Since these local forums have often been dominated by strident anti-university rhetoric it might be a good idea for some of us to respond to this request. Members and others may do so by picking up a rotary mailer form at local businesses or by going to the website: www.stonybrookrotary.com and clicking on the item corresponding to our header above.
To start the ball rolling here are two suggestions that your correspondent is sending in:
(1) It is well known that many SBU students vacate to the city on weekends for the lack of a nearby (walkable) " town center". Such a town center is part of the attraction of many universities in the class to which SBU aspires. So here is a suggestion: To foster business growth opposite and close to the LIRR station, the North Country School should sell its 25A frontage there, vacant and never used since its inception. Besides local business growth, this would help a school district currently wondering what to do about its deficit, as well as the university in its mission.
(2) This year we got a beautiful circular hiking trail in the woods and former Forsythe Meadows abutting the Stony Brook village center. Once inside, the trail is clearly marked by split rail fences, mowed pathways and white flashes on trees, all courtesy of county legislator Kara Hahn. But even most local people do not notice the sign on a gravel driveway entrance half way up Hollow Road. And at the park entrance off this driveway there are only 4 public parking places. So here is the suggestion: reopen an entrance to this park by the side of the Ward Melville recreation center in Stony Brook Village, which happens to be very close to the half way point of the new circular trail. A trail entrance was previously open at this location for more than 40 years, during which time there were no problems observed by your correspondent and frequent user. This could attract a new clientele of mature hikers (eg from the LI Greenbelt Trails Conference which draws up to two dozen at a time to thrice weekly hikes) and also likely increase customers to village businesses.

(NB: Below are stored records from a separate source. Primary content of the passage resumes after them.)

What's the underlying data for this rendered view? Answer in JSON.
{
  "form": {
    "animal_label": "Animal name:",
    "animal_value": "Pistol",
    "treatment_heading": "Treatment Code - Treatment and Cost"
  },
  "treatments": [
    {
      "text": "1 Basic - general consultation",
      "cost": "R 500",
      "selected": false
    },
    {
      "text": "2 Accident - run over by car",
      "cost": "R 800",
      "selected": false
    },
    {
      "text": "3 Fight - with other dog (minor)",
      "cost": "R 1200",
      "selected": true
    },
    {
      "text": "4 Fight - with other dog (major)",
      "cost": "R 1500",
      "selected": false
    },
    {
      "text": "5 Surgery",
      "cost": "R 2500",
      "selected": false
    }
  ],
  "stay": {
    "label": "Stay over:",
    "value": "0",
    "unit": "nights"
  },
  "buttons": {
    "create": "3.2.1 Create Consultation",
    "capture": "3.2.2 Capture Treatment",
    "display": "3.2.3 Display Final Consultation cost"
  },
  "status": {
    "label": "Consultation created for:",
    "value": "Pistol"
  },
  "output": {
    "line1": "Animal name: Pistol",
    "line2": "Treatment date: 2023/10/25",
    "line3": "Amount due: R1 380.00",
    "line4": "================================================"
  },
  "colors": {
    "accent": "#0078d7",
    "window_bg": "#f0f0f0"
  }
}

Interstate Crosscheck is a computer system designed to capture the names of voters who have illegally voted twice in the same election in two different states. Kansas originated Crosscheck, so far tagging almost 7 million voters, and its Secretaries of State have been distributing it since 2005 to 27 other participating states. A six-month investigation by Al Jazeera America has now revealed that Crosscheck rosters caught nothing more than matching first and last names. And voters remain on the suspect list even when middle names, Social Security numbers and suffixes don't match. By now the number of voters tagged in some states (after also comparing party registration lists) exceeds the margins in recent senatorial elections.
Emeritus members can check if their name appears (in the two states that have responded to freedom of information requests) here:
It is perhaps fortunate for your correspondent that NY has refused to participate, because his very common name is on this part of the list almost a thousand times. But before you gloat, check your own name. It may influence your decision as to where to retire.